Among the lines of this listing, count those that include "Administrative" and state the count by itself.

--- START ---

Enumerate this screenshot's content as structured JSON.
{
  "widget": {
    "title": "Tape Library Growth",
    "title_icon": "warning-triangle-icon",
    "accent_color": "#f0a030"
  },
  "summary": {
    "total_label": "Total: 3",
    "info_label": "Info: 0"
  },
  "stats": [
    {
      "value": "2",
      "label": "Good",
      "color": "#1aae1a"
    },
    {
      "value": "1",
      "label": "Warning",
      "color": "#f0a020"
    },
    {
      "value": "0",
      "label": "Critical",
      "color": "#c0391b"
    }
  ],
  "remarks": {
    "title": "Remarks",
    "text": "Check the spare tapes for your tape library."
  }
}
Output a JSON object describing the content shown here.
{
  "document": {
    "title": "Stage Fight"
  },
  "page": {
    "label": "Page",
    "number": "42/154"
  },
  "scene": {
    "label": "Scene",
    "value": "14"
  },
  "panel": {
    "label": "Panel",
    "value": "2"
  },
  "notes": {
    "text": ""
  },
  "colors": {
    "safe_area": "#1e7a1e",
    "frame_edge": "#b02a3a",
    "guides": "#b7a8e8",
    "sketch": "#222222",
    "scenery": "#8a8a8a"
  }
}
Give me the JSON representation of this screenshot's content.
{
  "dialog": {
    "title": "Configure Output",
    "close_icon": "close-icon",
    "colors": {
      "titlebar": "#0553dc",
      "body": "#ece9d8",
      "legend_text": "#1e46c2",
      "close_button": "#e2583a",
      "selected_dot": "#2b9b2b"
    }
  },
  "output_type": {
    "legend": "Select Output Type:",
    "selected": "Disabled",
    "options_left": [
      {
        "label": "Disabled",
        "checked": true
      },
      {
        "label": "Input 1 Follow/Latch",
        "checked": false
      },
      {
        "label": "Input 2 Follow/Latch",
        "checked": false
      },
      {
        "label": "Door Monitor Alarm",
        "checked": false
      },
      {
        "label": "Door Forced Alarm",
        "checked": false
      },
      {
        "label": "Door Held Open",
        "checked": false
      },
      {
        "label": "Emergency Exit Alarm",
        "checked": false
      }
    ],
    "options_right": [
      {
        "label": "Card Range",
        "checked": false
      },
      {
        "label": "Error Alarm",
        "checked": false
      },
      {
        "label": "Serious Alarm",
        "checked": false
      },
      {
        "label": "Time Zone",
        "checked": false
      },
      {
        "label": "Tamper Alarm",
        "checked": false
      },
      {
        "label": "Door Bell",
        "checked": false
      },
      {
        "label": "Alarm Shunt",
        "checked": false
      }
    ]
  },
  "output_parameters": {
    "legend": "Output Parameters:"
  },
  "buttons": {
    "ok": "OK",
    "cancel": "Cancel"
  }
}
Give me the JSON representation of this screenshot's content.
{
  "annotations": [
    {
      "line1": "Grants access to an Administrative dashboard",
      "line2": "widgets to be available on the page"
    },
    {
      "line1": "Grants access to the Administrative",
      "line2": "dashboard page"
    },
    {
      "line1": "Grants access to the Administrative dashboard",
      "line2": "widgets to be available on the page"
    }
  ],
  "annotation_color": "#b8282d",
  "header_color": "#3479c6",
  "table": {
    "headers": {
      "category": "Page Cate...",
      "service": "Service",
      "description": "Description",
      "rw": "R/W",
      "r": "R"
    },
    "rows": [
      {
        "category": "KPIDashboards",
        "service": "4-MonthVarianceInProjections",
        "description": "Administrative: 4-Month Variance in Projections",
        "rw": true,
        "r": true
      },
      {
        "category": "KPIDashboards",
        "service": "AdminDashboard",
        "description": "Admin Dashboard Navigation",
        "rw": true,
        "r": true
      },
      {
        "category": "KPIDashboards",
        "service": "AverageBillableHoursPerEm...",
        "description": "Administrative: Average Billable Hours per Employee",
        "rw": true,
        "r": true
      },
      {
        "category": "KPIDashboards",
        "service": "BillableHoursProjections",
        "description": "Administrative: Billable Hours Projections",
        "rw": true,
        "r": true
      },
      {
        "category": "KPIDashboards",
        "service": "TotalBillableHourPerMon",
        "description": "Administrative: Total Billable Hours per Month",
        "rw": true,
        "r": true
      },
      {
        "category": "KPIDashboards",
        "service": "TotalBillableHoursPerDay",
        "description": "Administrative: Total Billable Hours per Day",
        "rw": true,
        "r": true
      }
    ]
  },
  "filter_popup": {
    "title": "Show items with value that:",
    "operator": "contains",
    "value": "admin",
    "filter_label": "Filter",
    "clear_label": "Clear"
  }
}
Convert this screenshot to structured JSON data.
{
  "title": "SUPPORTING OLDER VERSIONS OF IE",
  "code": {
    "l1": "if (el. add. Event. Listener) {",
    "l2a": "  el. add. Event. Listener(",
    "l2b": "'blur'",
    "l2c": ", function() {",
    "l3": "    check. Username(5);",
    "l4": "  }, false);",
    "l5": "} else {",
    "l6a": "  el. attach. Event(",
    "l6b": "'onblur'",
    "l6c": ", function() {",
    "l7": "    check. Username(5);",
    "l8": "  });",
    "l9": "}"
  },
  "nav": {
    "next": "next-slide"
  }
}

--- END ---

• Answer to the exercise
8